### [Required action]
Scan the records for the word "conditions". Return each line where it is found.

### [Page and application data records]
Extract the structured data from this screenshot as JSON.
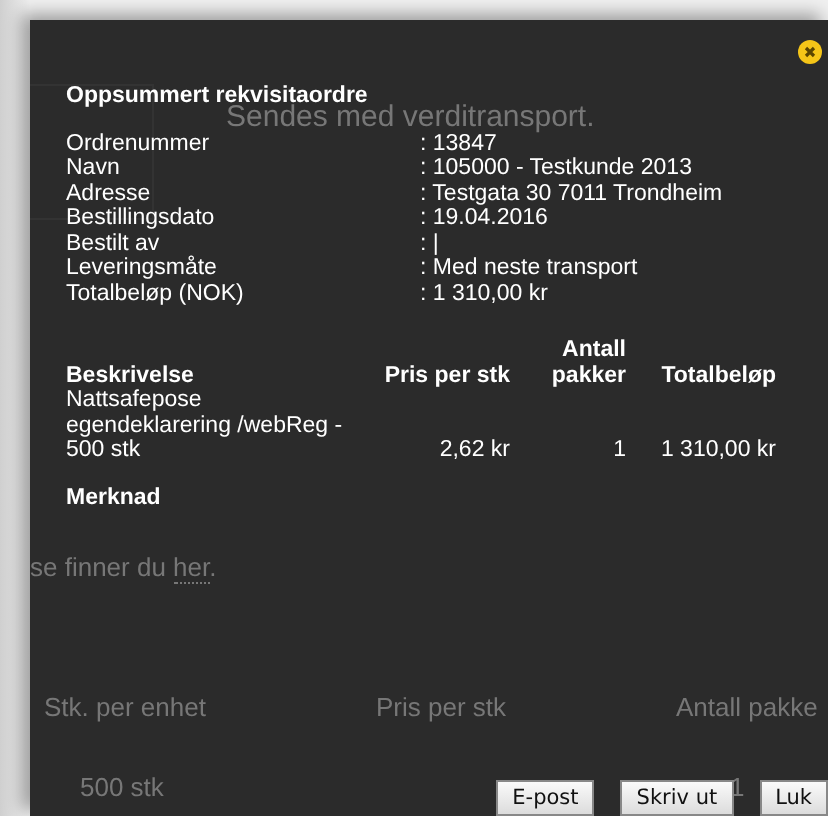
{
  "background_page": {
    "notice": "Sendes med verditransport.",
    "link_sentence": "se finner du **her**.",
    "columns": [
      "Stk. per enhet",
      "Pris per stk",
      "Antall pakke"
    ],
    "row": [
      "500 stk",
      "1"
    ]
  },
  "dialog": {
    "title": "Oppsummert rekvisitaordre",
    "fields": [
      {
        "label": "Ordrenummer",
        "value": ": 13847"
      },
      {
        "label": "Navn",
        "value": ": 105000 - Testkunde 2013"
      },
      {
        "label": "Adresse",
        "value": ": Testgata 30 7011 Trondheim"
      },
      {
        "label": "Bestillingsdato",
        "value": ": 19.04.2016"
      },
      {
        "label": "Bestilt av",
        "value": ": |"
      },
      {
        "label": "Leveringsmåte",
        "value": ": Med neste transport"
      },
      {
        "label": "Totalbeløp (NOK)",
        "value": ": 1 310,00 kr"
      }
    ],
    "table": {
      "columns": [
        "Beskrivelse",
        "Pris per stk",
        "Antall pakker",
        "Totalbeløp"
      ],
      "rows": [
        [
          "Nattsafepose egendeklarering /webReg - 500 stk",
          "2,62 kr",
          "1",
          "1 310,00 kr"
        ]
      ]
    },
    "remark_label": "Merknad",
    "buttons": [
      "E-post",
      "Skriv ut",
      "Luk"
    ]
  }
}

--

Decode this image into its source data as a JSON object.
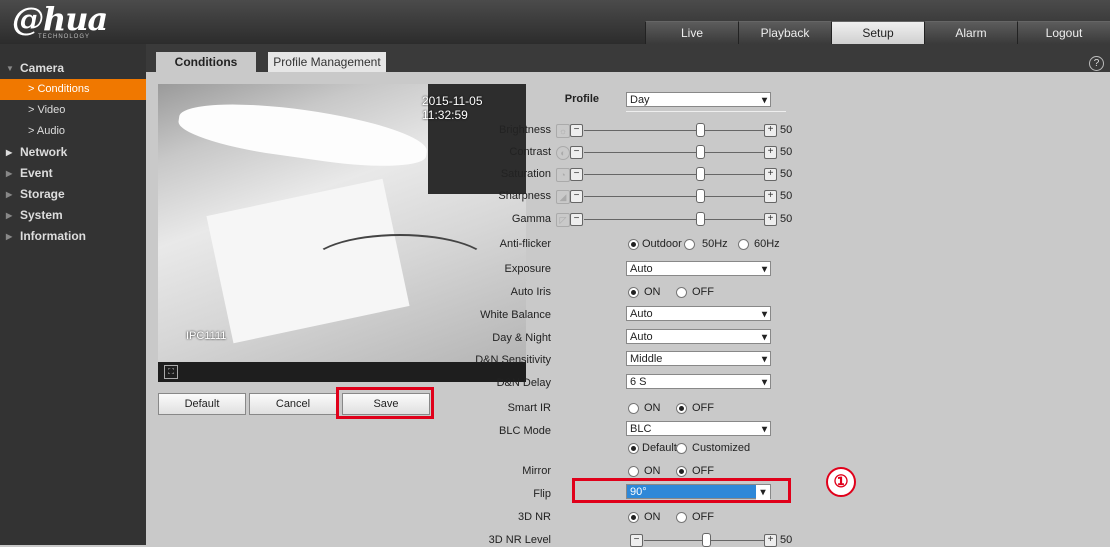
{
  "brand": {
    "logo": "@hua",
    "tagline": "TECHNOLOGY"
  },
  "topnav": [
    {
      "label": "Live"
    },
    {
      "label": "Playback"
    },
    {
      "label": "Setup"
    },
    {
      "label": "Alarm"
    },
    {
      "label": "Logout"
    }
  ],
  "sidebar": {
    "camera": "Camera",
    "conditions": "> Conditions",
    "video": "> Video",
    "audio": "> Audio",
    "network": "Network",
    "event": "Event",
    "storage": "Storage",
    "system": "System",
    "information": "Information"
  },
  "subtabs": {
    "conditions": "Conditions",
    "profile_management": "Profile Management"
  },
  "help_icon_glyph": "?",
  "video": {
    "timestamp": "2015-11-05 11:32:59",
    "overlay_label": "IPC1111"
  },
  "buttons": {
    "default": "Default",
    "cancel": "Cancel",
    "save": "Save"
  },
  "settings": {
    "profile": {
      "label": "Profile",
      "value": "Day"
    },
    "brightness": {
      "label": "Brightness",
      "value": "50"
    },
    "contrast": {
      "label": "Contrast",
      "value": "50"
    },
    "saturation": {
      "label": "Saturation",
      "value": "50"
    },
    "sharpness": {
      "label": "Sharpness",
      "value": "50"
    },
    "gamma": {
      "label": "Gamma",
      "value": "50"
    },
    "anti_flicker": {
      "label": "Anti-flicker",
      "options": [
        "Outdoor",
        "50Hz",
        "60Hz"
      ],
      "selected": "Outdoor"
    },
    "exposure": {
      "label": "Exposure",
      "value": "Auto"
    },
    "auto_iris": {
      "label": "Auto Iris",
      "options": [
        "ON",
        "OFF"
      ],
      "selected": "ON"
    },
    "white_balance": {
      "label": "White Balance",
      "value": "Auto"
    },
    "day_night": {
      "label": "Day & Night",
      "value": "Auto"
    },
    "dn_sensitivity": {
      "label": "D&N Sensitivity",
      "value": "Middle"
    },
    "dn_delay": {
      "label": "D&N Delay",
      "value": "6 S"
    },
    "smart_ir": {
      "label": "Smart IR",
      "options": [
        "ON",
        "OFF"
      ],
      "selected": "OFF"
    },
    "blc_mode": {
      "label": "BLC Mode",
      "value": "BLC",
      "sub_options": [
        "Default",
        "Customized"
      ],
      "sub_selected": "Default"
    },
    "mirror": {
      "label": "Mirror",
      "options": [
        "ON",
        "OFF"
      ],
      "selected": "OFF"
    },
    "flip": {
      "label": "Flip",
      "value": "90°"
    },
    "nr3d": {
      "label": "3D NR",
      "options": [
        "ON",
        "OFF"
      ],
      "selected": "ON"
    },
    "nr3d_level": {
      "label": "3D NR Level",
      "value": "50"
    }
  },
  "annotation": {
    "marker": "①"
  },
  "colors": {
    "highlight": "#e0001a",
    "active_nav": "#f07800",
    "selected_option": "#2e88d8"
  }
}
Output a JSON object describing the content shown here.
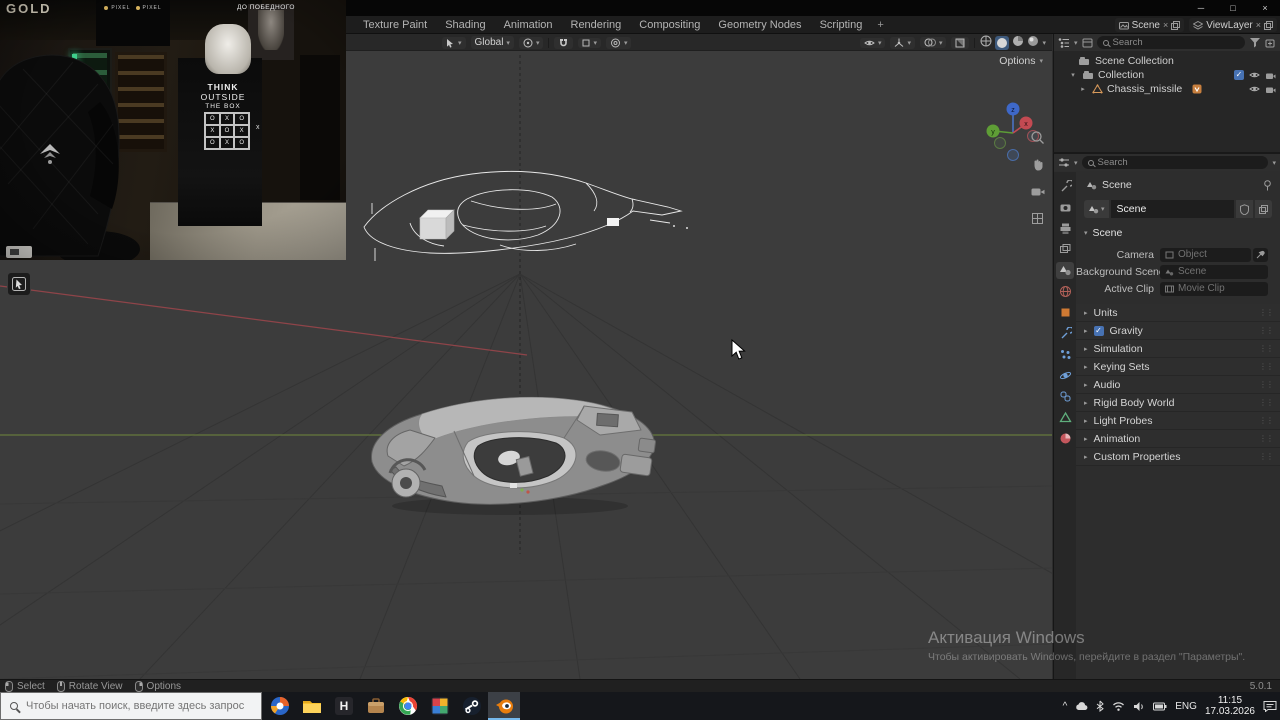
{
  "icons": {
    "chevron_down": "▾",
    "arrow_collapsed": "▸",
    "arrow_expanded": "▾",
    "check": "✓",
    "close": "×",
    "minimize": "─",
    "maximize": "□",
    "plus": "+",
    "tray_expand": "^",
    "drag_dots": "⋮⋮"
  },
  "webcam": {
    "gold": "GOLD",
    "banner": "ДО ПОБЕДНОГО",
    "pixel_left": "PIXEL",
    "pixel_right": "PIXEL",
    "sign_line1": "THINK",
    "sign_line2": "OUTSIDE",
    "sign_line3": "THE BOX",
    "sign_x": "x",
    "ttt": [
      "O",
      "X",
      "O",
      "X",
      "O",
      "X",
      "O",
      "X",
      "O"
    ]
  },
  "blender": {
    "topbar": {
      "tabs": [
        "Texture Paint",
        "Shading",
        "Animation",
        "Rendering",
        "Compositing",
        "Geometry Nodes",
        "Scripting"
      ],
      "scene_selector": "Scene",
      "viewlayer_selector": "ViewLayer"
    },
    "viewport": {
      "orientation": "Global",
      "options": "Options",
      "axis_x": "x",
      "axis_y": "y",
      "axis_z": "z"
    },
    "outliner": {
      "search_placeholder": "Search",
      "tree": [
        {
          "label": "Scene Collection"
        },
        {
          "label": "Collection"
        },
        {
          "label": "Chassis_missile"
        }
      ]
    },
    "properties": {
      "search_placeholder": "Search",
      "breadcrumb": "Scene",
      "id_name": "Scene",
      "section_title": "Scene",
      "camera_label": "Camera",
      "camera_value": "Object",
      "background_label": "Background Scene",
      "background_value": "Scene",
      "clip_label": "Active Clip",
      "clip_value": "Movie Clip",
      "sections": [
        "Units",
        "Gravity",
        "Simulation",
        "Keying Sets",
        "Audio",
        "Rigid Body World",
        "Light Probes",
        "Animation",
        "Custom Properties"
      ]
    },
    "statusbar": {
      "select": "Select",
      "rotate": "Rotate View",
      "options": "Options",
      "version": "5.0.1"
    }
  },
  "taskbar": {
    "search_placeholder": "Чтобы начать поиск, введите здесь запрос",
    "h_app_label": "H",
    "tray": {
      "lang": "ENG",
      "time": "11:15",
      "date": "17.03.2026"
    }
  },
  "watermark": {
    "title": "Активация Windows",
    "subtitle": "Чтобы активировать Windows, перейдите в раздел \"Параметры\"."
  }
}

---

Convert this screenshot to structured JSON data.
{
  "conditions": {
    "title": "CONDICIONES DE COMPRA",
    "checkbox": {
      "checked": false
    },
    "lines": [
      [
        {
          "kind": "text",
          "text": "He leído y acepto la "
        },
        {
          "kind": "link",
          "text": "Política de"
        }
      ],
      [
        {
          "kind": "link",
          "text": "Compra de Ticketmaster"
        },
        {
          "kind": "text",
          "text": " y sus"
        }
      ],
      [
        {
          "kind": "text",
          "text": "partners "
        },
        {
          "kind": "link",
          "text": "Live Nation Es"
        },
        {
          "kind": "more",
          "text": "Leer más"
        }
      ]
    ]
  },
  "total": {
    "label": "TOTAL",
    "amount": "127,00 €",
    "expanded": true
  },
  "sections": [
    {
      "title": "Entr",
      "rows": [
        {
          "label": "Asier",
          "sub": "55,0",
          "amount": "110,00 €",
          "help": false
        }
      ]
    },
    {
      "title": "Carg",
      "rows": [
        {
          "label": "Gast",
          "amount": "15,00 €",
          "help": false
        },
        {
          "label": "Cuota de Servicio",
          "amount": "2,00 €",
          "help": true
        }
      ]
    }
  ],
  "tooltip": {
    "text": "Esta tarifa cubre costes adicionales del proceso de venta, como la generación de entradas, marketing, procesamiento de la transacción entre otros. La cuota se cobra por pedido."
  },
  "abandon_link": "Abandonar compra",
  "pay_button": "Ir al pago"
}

### [Response below]
    "conditions": "> Conditions",
    "conditions": "Conditions",
  "conditions": {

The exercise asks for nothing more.